I voted for Clinton, but her book makes me cringe

I voted for Hillary Clinton. She would have made a fine president. She was well qualified for the position, and there's no doubt she was maligned and misrepresented throughout the campaign on her way to winning the popular vote while ultimately losing in the Electoral College.

Still, the very idea of her new book, "What Happened," makes me cringe. I haven't read it yet; I could barely stand to read the quotes from it that steadily leaked into the press. They amounted to a look backward when the country desperately seems to need a plan for going forward.


Maybe I'm just not ready for the personal post mortem; the election of Donald Trump still feels more like an assault on the public than any one person — even his direct opponent. And maybe I blame her a little for that. She proclaims that with this book, finally, she is dropping her guard.

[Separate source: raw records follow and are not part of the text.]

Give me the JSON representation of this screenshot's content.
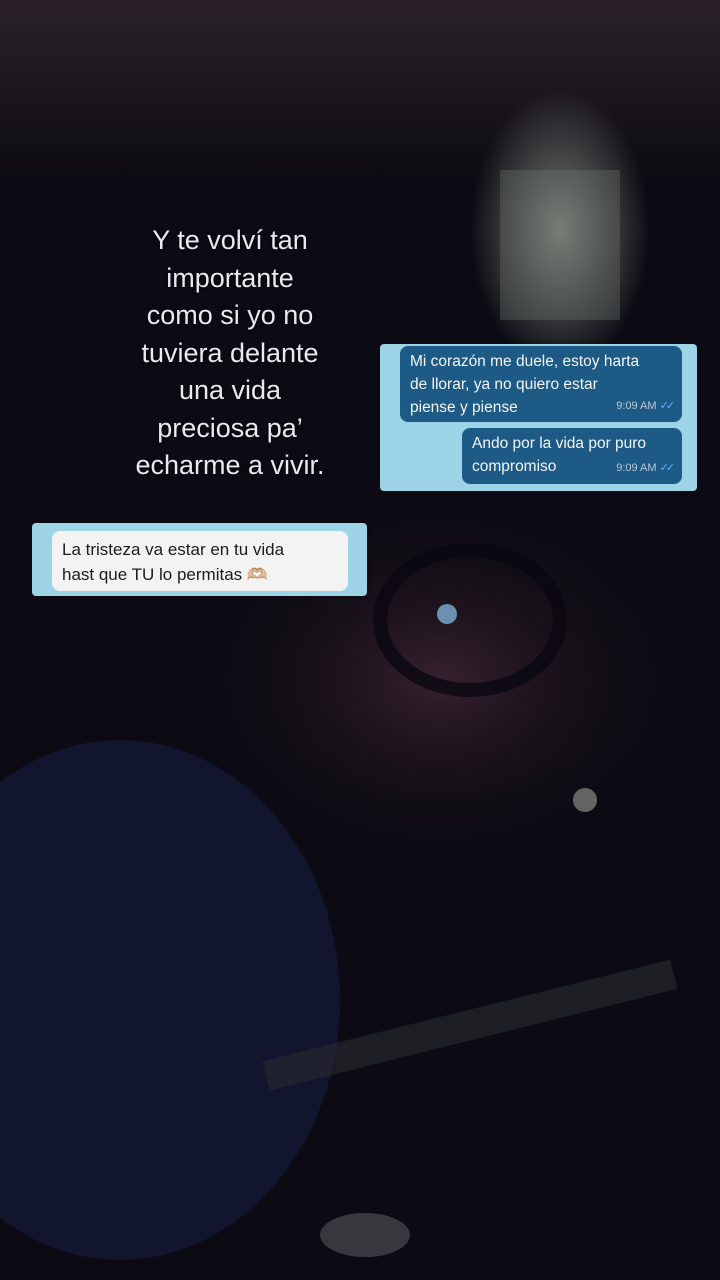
{
  "caption": {
    "lines": [
      "Y te volví tan",
      "importante",
      "como si yo no",
      "tuviera delante",
      "una vida",
      "preciosa pa’",
      "echarme a vivir."
    ]
  },
  "chat_right": {
    "messages": [
      {
        "text_lines": [
          "Mi corazón me duele, estoy harta",
          "de llorar, ya no quiero estar",
          "piense y piense"
        ],
        "time": "9:09 AM",
        "ticks": "✓✓"
      },
      {
        "text_lines": [
          "Ando por la vida por puro",
          "compromiso"
        ],
        "time": "9:09 AM",
        "ticks": "✓✓"
      }
    ]
  },
  "chat_left": {
    "message_lines": [
      "La tristeza va estar en tu vida",
      "hast que TU lo permitas 🫶🏼"
    ]
  },
  "colors": {
    "screenshot_bg": "#9cd3e6",
    "sent_bubble": "#1e5a86",
    "received_bubble": "#f3f3f3",
    "caption_text": "#e9e9ee"
  }
}
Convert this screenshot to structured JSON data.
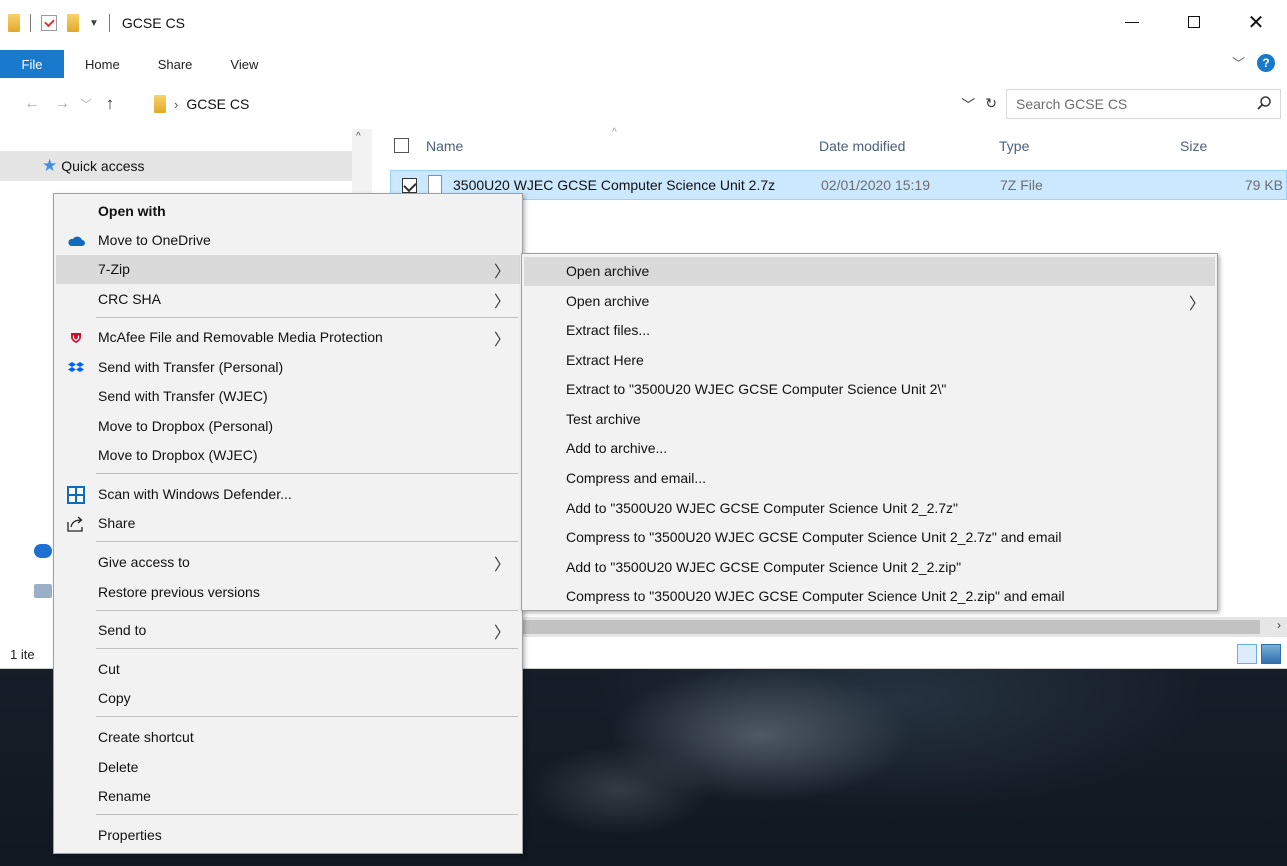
{
  "window": {
    "title": "GCSE CS",
    "ribbon_tabs": [
      "File",
      "Home",
      "Share",
      "View"
    ],
    "help_label": "?",
    "address_path": "GCSE CS",
    "search_placeholder": "Search GCSE CS"
  },
  "nav_pane": {
    "quick_access": "Quick access"
  },
  "file_list": {
    "columns": [
      "Name",
      "Date modified",
      "Type",
      "Size"
    ],
    "rows": [
      {
        "name": "3500U20 WJEC GCSE Computer Science Unit 2.7z",
        "date": "02/01/2020 15:19",
        "type": "7Z File",
        "size": "79 KB",
        "selected": true
      }
    ]
  },
  "status": {
    "items_text": "1 ite"
  },
  "context_menu": {
    "items": [
      {
        "label": "Open with",
        "bold": true
      },
      {
        "label": "Move to OneDrive",
        "icon": "onedrive-cloud-icon"
      },
      {
        "label": "7-Zip",
        "submenu": true,
        "highlighted": true
      },
      {
        "label": "CRC SHA",
        "submenu": true
      },
      {
        "label": "McAfee File and Removable Media Protection",
        "icon": "mcafee-shield-icon",
        "submenu": true
      },
      {
        "label": "Send with Transfer (Personal)",
        "icon": "dropbox-icon"
      },
      {
        "label": "Send with Transfer (WJEC)"
      },
      {
        "label": "Move to Dropbox (Personal)"
      },
      {
        "label": "Move to Dropbox (WJEC)"
      },
      {
        "label": "Scan with Windows Defender...",
        "icon": "windows-defender-icon"
      },
      {
        "label": "Share",
        "icon": "share-icon"
      },
      {
        "label": "Give access to",
        "submenu": true
      },
      {
        "label": "Restore previous versions"
      },
      {
        "label": "Send to",
        "submenu": true
      },
      {
        "label": "Cut"
      },
      {
        "label": "Copy"
      },
      {
        "label": "Create shortcut"
      },
      {
        "label": "Delete"
      },
      {
        "label": "Rename"
      },
      {
        "label": "Properties"
      }
    ]
  },
  "sevenzip_submenu": {
    "items": [
      {
        "label": "Open archive",
        "highlighted": true
      },
      {
        "label": "Open archive",
        "submenu": true
      },
      {
        "label": "Extract files..."
      },
      {
        "label": "Extract Here"
      },
      {
        "label": "Extract to \"3500U20 WJEC GCSE Computer Science Unit 2\\\""
      },
      {
        "label": "Test archive"
      },
      {
        "label": "Add to archive..."
      },
      {
        "label": "Compress and email..."
      },
      {
        "label": "Add to \"3500U20 WJEC GCSE Computer Science Unit 2_2.7z\""
      },
      {
        "label": "Compress to \"3500U20 WJEC GCSE Computer Science Unit 2_2.7z\" and email"
      },
      {
        "label": "Add to \"3500U20 WJEC GCSE Computer Science Unit 2_2.zip\""
      },
      {
        "label": "Compress to \"3500U20 WJEC GCSE Computer Science Unit 2_2.zip\" and email"
      }
    ]
  },
  "colors": {
    "accent": "#1979ca",
    "selection": "#cce8ff",
    "menu_bg": "#f2f2f2",
    "menu_highlight": "#dadada"
  }
}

Weren't we calling for that version of Hillary a year ago?

Plus, I can't shake the thought that this is a self-serving money grab, one of three book deals Ms. Clinton inked a month after Mr. Trump was sworn in (the other two being for a children's picture book and for a book of essays based on favorite quotations). It already tops Amazon's bestseller list — five slots above "Princesses Wear Pants" — and surely has earned her millions. On top of her other millions.

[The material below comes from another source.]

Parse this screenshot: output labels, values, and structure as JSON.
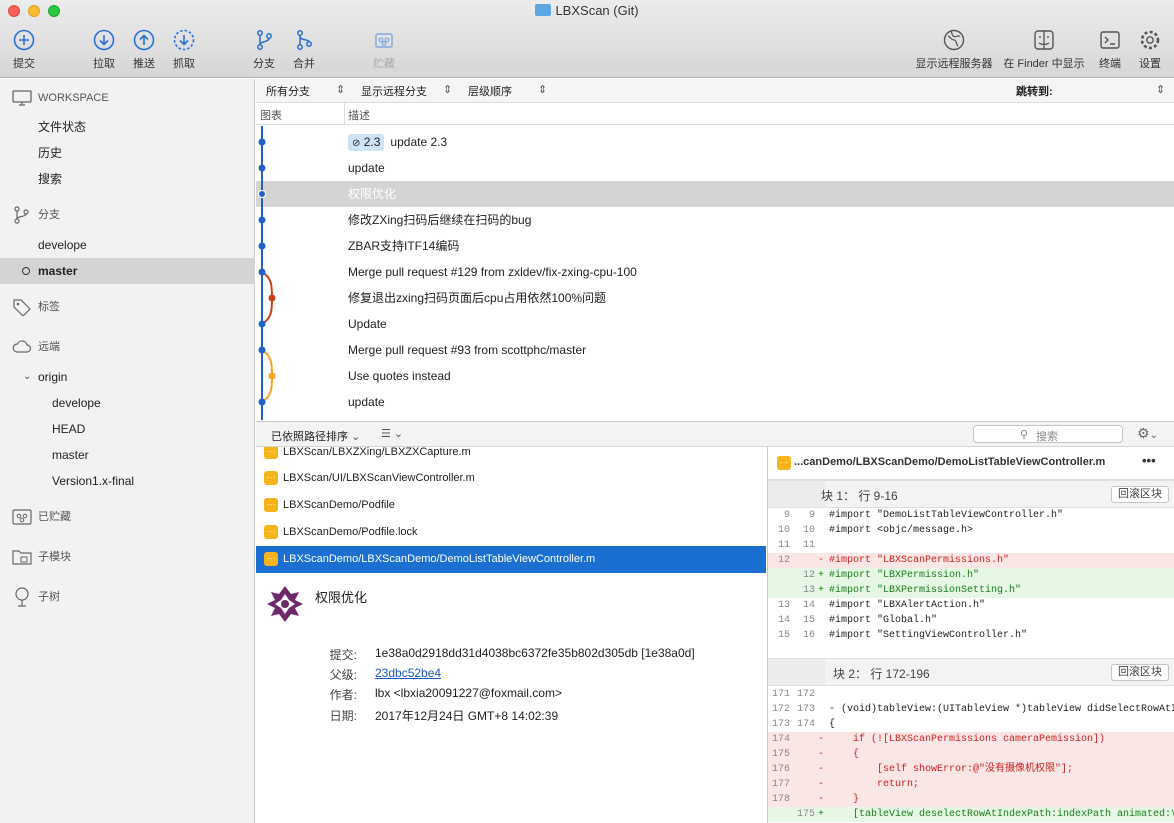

Why shouldn't she get hers? Everyone else in her field at her level seems to.

And of course there's value in hearing her side, as a woman, a politician and a participant in the most remarkable election of our generation — remarkable for its highs (solidly cracking the glass ceiling), though mostly its lows (Mr. Trump's insults hurled toward immigrants, women and the public's collective intelligence).

But do we need to hear it now? Do we need to hear her blame the same actors she's already blamed, but in more detail, with candor and sometimes humor? Blame can be tiresome. It's a Trumpian thing — assigning responsibility to someone else for a wrong. It's also a human thing, I suppose.

In the end, "What Happened" is really about Hillary. And, perhaps unfairly, I want Hillary — and her book, if she must write one — to be about more.

She wasn't a perfect candidate; she wasn't even a perfect Democrat. But she was smart, capable and the closest this country has come to a female president. And after the election, she became a symbol, a rallying figure for women who marched in droves in support of other women — and in protest of the insult and injustice of a President Donald Trump, particularly on the heels of a President Barack Obama.

Her loss somehow empowered the rest of us to speak out. Or maybe it was his win. Many Trump voters said they picked him because he wasn't her, so even in January, we may have marched not for her, but against him.

I'm sure there are lessons in her book, though, however uncomfortable they are to hear.


One oft-quoted line stands out. "Maybe I have overlearned the lesson of staying calm, biting my tongue, digging my fingernails into a clenched fist, smiling all the while, determined to present a composed face to the world," she says.

It speaks directly to Ms. Clinton and her infamous guard, but I prefer to see it as a challenge: If those of us who protest today had taken to the streets yesterday, would Ms. Clinton be too busy running the country to write?

Maybe not. But we surely risk something serious if we stop now.

Tricia Bishop is The Sun's deputy editorial page editor. Her column runs every other Friday. Her email is; Twitter: @triciabishop.